immovable

EnglishEdit

Alternative formsEdit

EtymologyEdit

From Middle English, equivalent to im- +‎ movable.

PronunciationEdit

  • (UK) IPA(key): /ɪˈmuːvəb(ə)l/
  • (file)

AdjectiveEdit

immovable (comparative more immovable, superlative most immovable)

  1. incapable of being physically moved; fixed
  2. steadfast in purpose or intention; unalterable, unyielding
    • 1994, Nelson Mandela, Long Walk to Freedom, Abacus 2010, p. 101:
      I pleaded with him not to resign, but he was immovable.
  3. not capable of being affected or moved in feeling; impassive
    • 1690, John Dryden, Epistle Dedicatory to Don Sebastian
      How much happier is he [] who ent'ring on himself remains immovable, and smiles at the madness of the Dance
  4. (law) not liable to be removed; permanent in place or tenure; fixed
    an immovable estate

AntonymsEdit

Related termsEdit

TranslationsEdit

NounEdit

immovable (plural immovables)

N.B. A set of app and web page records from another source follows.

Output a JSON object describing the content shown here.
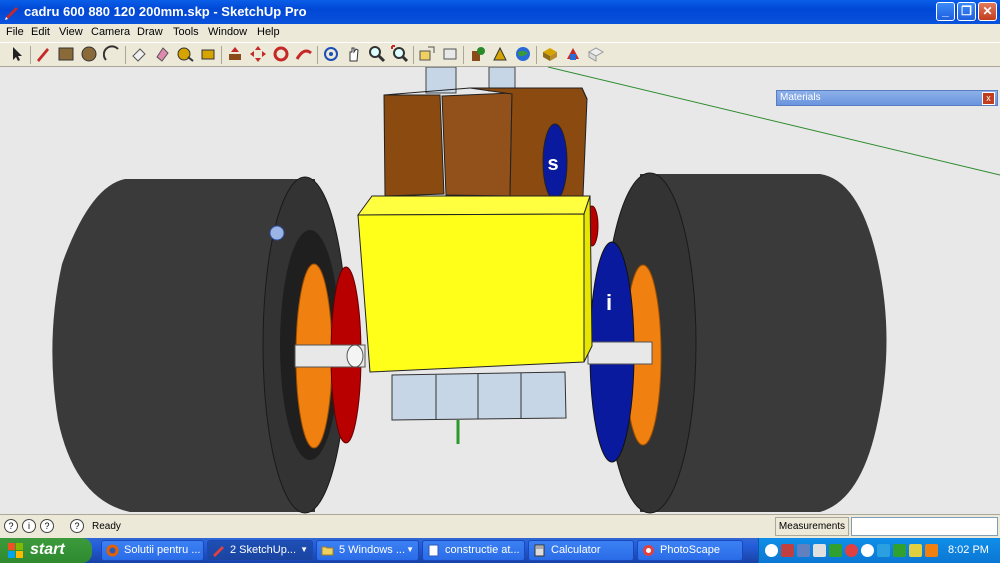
{
  "window": {
    "title": "cadru 600 880 120 200mm.skp - SketchUp Pro",
    "minimize_label": "_",
    "maximize_label": "❐",
    "close_label": "✕"
  },
  "menu": [
    "File",
    "Edit",
    "View",
    "Camera",
    "Draw",
    "Tools",
    "Window",
    "Help"
  ],
  "toolbar": {
    "icons": [
      "select-icon",
      "pencil-icon",
      "rectangle-icon",
      "circle-icon",
      "arc-icon",
      "eraser-icon",
      "paint-icon",
      "tape-measure-icon",
      "dimension-icon",
      "push-pull-icon",
      "move-icon",
      "rotate-icon",
      "follow-me-icon",
      "orbit-icon",
      "pan-icon",
      "zoom-icon",
      "zoom-extents-icon",
      "get-models-icon",
      "share-model-icon",
      "share-component-icon",
      "photo-textures-icon",
      "google-earth-icon",
      "components-icon",
      "materials-icon",
      "styles-icon"
    ]
  },
  "materials_panel": {
    "title": "Materials",
    "close_label": "x"
  },
  "scene": {
    "label_s": "s",
    "label_i": "i",
    "colors": {
      "tire": "#3a3a3a",
      "orange": "#f08010",
      "red": "#b80000",
      "blue": "#0a1a9e",
      "yellow": "#ffff1a",
      "brown": "#8a4a10",
      "axle": "#e8e8e8",
      "bottom": "#c6d6e6"
    }
  },
  "statusbar": {
    "ready": "Ready",
    "measurements_label": "Measurements",
    "measurements_value": ""
  },
  "taskbar": {
    "start": "start",
    "tasks": [
      {
        "label": "Solutii pentru ...",
        "icon": "firefox-icon"
      },
      {
        "label": "2 SketchUp...",
        "icon": "sketchup-icon"
      },
      {
        "label": "5 Windows ...",
        "icon": "folder-icon"
      },
      {
        "label": "constructie at...",
        "icon": "document-icon"
      },
      {
        "label": "Calculator",
        "icon": "calculator-icon"
      },
      {
        "label": "PhotoScape",
        "icon": "photoscape-icon"
      }
    ],
    "clock": "8:02 PM"
  }
}
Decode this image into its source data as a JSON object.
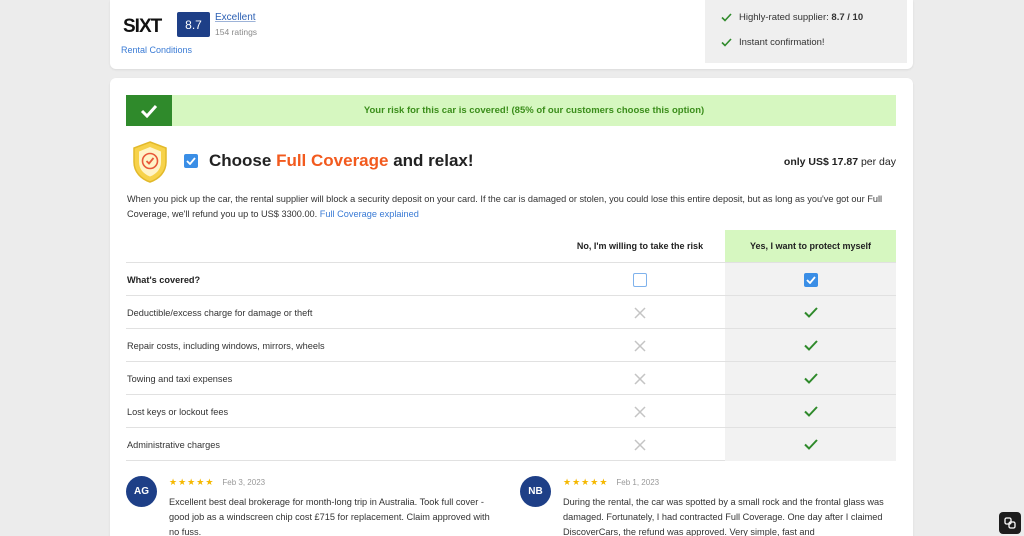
{
  "supplier": {
    "logo_text": "SIXT",
    "score": "8.7",
    "score_label": "Excellent",
    "ratings_count": "154 ratings",
    "rental_conditions_link": "Rental Conditions"
  },
  "benefits": [
    {
      "text_prefix": "Highly-rated supplier: ",
      "text_bold": "8.7 / 10"
    },
    {
      "text_prefix": "Instant confirmation!",
      "text_bold": ""
    }
  ],
  "banner": {
    "text": "Your risk for this car is covered! (85% of our customers choose this option)"
  },
  "coverage": {
    "title_prefix": "Choose ",
    "title_highlight": "Full Coverage",
    "title_suffix": " and relax!",
    "price_prefix": "only ",
    "price_amount": "US$ 17.87",
    "price_suffix": " per day",
    "description": "When you pick up the car, the rental supplier will block a security deposit on your card. If the car is damaged or stolen, you could lose this entire deposit, but as long as you've got our Full Coverage, we'll refund you up to US$ 3300.00. ",
    "explained_link": "Full Coverage explained"
  },
  "table": {
    "col_no": "No, I'm willing to take the risk",
    "col_yes": "Yes, I want to protect myself",
    "whats_covered": "What's covered?",
    "rows": [
      "Deductible/excess charge for damage or theft",
      "Repair costs, including windows, mirrors, wheels",
      "Towing and taxi expenses",
      "Lost keys or lockout fees",
      "Administrative charges"
    ]
  },
  "reviews": [
    {
      "initials": "AG",
      "stars": 5,
      "date": "Feb 3, 2023",
      "text": "Excellent best deal brokerage for month-long trip in Australia. Took full cover - good job as a windscreen chip cost £715 for replacement. Claim approved with no fuss."
    },
    {
      "initials": "NB",
      "stars": 5,
      "date": "Feb 1, 2023",
      "text": "During the rental, the car was spotted by a small rock and the frontal glass was damaged. Fortunately, I had contracted Full Coverage. One day after I claimed DiscoverCars, the refund was approved. Very simple, fast and"
    }
  ],
  "colors": {
    "brand_blue": "#1e3f87",
    "accent_orange": "#f25a1e",
    "success_green": "#2f8a2b",
    "banner_green": "#d6f7c0",
    "link_blue": "#3a7bd5"
  },
  "icons": {
    "benefit": "check-icon",
    "banner": "check-icon",
    "shield": "shield-check-icon",
    "no_cell": "cross-icon",
    "yes_cell": "check-icon",
    "star": "star-icon",
    "corner": "link-icon"
  }
}
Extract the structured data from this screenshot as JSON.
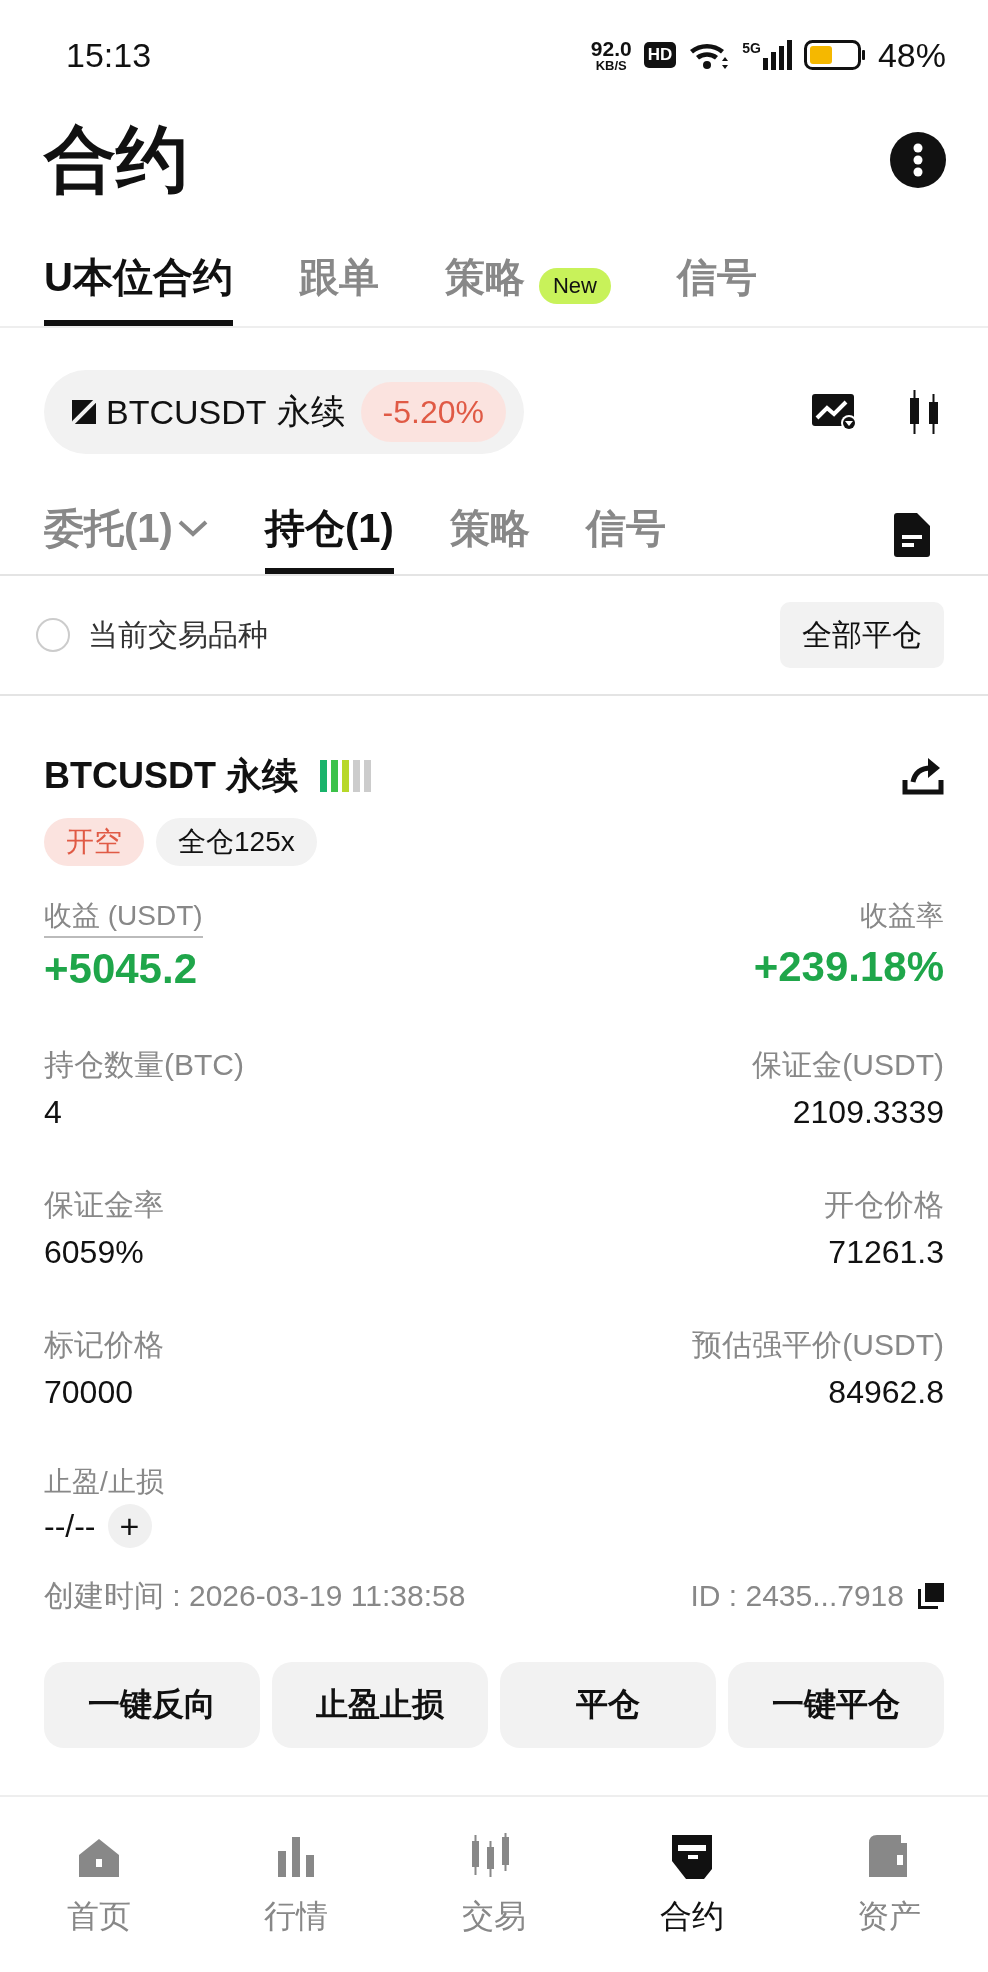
{
  "status_bar": {
    "time": "15:13",
    "net_speed": "92.0",
    "net_unit": "KB/S",
    "hd": "HD",
    "network": "5G",
    "battery": "48%"
  },
  "header": {
    "title": "合约"
  },
  "top_tabs": [
    {
      "label": "U本位合约",
      "selected": true
    },
    {
      "label": "跟单",
      "selected": false
    },
    {
      "label": "策略",
      "selected": false,
      "badge": "New"
    },
    {
      "label": "信号",
      "selected": false
    }
  ],
  "symbol_bar": {
    "symbol": "BTCUSDT",
    "contract": "永续",
    "change": "-5.20%"
  },
  "sub_tabs": [
    {
      "label": "委托(1)",
      "selected": false,
      "dropdown": true
    },
    {
      "label": "持仓(1)",
      "selected": true,
      "dropdown": false
    },
    {
      "label": "策略",
      "selected": false,
      "dropdown": false
    },
    {
      "label": "信号",
      "selected": false,
      "dropdown": false
    }
  ],
  "filter": {
    "label": "当前交易品种",
    "checked": false,
    "close_all": "全部平仓"
  },
  "position": {
    "symbol": "BTCUSDT 永续",
    "tags": [
      {
        "label": "开空",
        "kind": "side"
      },
      {
        "label": "全仓125x",
        "kind": "margin"
      }
    ],
    "pnl": {
      "label": "收益 (USDT)",
      "value": "+5045.2"
    },
    "roe": {
      "label": "收益率",
      "value": "+239.18%"
    },
    "fields": [
      {
        "label": "持仓数量(BTC)",
        "value": "4"
      },
      {
        "label": "保证金(USDT)",
        "value": "2109.3339"
      },
      {
        "label": "保证金率",
        "value": "6059%"
      },
      {
        "label": "开仓价格",
        "value": "71261.3"
      },
      {
        "label": "标记价格",
        "value": "70000"
      },
      {
        "label": "预估强平价(USDT)",
        "value": "84962.8"
      }
    ],
    "tpsl": {
      "label": "止盈/止损",
      "value": "--/--",
      "add": "+"
    },
    "created": "创建时间 : 2026-03-19 11:38:58",
    "id": "ID : 2435...7918",
    "actions": [
      "一键反向",
      "止盈止损",
      "平仓",
      "一键平仓"
    ]
  },
  "bottom_nav": [
    {
      "label": "首页",
      "selected": false
    },
    {
      "label": "行情",
      "selected": false
    },
    {
      "label": "交易",
      "selected": false
    },
    {
      "label": "合约",
      "selected": true
    },
    {
      "label": "资产",
      "selected": false
    }
  ]
}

  1. that which can not be moved; something which is immovable

TranslationsEdit

ReferencesEdit